Aside from officially licensed games, unofficial games have also been made. Some of the longest-lasting are Angband (1990), a roguelike based loosely on The Silmarillion, Elendor (1991), a MUSH based on Tolkien in general, and MUME (1992) and The Two Towers (1994), MUDs based on The Lord of the Rings.
Many Tolkien-inspired mods and custom maps have been made for many games, such as Warcraft III, Neverwinter Nights, Rome: Total War, Medieval 2: Total War, "Warlords 3", "Mount&Blade" and Age of Empires II: The Age of Kings
As well as maps in games, many lord of the Rings fans have made modifications for the popular The Elder Scrolls Series for the PC.
The roguelike NetHack also has many allusions to The Lord of the Rings, with references to creatures and sayings (i.e. 'Elbereth').
List of video games
- ↑ Thorsen, Tor (2005-10-26). Report: Peter Jackson displeased with Lord of the Rings games. Retrieved on 2006-05-23
- ↑ Paulsen, Jakob (June 3, 2003). War of the Ring impressions. Retrieved on 2006-05-23
- ↑ Adams, Dan (2004-12-03). The Lord of the Rings: Battle for Middle-earth.

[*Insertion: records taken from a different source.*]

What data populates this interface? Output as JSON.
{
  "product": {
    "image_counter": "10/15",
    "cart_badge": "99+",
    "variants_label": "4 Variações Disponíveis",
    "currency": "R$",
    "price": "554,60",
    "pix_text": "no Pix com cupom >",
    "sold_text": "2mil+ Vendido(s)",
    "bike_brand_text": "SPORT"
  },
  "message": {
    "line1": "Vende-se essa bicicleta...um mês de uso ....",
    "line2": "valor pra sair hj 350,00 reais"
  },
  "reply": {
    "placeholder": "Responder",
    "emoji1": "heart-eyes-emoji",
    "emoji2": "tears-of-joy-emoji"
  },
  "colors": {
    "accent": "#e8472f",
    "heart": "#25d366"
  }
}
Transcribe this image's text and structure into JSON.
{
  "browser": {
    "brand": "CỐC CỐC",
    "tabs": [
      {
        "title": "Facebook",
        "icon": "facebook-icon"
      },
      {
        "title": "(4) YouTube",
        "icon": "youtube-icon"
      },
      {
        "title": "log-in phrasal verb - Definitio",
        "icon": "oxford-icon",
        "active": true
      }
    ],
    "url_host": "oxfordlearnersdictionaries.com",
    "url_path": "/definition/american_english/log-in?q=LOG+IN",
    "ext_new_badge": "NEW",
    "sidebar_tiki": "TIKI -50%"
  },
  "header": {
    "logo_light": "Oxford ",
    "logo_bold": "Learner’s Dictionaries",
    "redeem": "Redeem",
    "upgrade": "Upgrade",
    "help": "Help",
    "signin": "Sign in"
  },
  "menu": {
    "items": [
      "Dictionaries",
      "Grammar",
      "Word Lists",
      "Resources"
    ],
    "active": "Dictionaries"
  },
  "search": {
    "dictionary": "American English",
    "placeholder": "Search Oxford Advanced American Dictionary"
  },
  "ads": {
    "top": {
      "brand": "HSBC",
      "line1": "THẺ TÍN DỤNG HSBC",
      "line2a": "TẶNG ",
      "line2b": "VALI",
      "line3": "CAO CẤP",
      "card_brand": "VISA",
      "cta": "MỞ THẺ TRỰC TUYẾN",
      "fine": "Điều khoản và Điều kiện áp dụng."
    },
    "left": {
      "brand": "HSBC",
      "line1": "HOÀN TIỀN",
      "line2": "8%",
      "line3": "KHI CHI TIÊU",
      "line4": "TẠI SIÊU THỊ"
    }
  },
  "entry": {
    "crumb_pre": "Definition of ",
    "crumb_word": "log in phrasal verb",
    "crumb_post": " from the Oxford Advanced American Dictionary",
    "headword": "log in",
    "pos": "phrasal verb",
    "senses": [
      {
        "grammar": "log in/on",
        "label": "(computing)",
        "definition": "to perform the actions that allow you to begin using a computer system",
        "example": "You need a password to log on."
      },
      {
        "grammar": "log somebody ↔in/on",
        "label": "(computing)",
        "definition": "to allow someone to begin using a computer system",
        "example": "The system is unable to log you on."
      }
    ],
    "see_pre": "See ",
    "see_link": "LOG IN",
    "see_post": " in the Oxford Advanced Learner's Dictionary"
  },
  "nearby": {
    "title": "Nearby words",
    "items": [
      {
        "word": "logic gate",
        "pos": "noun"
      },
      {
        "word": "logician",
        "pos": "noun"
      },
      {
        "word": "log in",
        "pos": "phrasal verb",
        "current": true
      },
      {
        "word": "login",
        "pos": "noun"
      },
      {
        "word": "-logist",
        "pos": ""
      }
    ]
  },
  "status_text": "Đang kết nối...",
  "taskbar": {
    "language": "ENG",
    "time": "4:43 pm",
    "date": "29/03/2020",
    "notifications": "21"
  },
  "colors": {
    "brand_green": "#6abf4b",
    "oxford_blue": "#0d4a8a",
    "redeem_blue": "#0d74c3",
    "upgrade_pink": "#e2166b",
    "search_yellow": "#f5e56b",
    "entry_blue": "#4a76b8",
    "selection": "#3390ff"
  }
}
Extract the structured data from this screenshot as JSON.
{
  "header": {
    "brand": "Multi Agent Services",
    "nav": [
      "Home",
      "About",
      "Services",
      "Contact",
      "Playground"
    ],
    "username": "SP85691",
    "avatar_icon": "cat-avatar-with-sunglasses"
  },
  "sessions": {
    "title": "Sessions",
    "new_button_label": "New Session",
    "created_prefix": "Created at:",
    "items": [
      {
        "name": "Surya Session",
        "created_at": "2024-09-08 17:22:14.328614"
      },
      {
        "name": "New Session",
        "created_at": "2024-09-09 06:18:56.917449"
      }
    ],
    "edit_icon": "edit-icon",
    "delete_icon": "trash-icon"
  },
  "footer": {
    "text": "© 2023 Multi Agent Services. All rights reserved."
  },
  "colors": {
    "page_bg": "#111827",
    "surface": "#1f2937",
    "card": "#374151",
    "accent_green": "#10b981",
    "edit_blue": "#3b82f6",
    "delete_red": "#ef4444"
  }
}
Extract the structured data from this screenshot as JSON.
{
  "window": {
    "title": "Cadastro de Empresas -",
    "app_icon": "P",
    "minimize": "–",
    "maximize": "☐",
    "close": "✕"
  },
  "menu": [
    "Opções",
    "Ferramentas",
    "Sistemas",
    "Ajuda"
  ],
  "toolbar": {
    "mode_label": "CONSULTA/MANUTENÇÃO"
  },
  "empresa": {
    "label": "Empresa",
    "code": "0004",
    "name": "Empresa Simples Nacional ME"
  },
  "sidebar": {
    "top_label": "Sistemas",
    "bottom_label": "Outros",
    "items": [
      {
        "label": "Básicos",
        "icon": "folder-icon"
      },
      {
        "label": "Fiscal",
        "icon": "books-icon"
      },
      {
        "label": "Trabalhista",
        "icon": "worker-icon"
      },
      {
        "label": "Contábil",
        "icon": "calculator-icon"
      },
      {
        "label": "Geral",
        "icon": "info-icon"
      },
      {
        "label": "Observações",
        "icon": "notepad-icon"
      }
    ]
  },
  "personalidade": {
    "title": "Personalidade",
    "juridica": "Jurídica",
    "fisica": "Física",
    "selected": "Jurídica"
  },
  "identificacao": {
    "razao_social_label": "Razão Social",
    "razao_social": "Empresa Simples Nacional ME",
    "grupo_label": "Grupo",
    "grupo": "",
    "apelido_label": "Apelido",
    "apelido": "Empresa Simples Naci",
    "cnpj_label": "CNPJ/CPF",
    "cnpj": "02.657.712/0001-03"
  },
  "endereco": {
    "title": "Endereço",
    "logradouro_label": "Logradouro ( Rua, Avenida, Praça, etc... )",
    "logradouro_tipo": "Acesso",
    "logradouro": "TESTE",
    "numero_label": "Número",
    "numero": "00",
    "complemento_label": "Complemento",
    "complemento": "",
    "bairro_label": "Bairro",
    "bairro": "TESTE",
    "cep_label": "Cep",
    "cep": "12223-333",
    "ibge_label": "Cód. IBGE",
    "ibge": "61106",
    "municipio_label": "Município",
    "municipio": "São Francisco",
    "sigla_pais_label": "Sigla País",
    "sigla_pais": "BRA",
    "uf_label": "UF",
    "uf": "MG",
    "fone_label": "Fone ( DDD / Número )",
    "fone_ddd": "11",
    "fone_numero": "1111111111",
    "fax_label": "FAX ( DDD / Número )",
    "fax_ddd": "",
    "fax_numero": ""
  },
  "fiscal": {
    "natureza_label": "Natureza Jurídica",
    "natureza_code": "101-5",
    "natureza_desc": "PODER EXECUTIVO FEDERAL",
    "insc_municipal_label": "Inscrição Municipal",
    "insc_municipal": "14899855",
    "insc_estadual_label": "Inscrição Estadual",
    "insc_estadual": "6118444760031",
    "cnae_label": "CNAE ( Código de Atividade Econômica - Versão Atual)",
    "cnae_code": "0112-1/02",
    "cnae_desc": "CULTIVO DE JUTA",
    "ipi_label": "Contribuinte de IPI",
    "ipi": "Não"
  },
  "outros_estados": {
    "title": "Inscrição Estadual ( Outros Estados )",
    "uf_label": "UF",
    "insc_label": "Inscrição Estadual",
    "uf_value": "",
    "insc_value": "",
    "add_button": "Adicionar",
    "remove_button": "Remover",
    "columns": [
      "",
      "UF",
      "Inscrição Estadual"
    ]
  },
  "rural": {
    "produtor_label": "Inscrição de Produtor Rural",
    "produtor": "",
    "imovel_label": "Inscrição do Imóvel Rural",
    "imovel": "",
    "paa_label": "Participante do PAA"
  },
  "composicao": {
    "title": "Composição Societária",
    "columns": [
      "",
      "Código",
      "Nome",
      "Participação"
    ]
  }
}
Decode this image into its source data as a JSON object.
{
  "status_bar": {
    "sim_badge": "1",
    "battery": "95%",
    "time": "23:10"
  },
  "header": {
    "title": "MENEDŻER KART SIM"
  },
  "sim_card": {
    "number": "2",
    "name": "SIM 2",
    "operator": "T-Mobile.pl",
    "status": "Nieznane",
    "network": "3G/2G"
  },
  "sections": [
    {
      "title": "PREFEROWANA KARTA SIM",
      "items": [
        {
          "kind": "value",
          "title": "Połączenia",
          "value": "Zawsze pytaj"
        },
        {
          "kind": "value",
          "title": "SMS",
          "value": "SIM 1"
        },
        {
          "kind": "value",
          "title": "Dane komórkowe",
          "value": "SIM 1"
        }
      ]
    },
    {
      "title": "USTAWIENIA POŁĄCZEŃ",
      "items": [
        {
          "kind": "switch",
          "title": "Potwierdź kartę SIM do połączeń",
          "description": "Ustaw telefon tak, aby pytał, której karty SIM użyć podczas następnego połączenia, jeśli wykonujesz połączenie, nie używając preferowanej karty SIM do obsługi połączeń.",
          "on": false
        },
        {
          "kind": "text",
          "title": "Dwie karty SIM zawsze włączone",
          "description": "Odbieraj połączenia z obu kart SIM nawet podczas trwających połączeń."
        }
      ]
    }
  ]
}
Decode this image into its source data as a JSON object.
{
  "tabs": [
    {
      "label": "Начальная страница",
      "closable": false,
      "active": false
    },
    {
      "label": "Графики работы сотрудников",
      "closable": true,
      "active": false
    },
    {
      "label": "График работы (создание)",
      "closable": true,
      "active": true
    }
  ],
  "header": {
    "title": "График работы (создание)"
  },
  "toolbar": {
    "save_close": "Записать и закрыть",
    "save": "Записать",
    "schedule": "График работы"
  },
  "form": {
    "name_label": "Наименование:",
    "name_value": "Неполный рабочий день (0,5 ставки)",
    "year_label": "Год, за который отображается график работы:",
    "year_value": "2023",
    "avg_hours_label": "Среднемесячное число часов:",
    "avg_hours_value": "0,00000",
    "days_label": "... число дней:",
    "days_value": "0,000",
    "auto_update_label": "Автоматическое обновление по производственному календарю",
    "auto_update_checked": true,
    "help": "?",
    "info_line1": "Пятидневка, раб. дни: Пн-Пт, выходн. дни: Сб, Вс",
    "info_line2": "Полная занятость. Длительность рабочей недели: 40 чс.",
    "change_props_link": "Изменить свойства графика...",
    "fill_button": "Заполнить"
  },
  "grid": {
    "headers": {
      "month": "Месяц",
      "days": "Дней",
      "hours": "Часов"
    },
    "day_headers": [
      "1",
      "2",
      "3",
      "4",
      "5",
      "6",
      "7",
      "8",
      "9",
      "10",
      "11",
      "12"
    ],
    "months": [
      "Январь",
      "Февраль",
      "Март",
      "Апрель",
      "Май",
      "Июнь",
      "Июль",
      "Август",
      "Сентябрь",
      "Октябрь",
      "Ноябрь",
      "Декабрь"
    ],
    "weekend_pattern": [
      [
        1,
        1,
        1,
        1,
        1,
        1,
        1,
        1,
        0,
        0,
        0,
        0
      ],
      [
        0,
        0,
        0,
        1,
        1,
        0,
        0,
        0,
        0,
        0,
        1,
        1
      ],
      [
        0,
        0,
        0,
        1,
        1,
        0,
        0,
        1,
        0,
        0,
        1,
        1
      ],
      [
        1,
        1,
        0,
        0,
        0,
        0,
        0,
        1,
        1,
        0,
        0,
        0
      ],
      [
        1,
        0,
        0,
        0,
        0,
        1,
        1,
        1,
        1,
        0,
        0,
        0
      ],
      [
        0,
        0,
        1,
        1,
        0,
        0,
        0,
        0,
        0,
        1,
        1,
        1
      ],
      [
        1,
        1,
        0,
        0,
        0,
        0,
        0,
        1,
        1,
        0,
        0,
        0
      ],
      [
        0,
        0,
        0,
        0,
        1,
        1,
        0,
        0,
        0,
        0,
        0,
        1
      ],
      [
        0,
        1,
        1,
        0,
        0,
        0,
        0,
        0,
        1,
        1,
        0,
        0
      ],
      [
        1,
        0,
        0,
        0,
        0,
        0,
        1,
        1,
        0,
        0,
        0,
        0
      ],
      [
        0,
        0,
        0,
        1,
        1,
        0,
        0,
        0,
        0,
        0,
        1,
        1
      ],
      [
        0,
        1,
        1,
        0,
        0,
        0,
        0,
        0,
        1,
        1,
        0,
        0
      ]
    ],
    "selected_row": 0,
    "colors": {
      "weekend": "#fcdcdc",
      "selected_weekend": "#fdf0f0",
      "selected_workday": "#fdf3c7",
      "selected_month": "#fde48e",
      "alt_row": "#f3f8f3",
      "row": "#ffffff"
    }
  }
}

Retrieved on 2006-05-23
- ↑ Adams, David (2006-01-09). EA Crafting Second Lord of the Rings RPG?. Retrieved on 2006-05-23
- ↑ Metacritic results : "Lord of the Rings: Conquest" (links) metacritic.com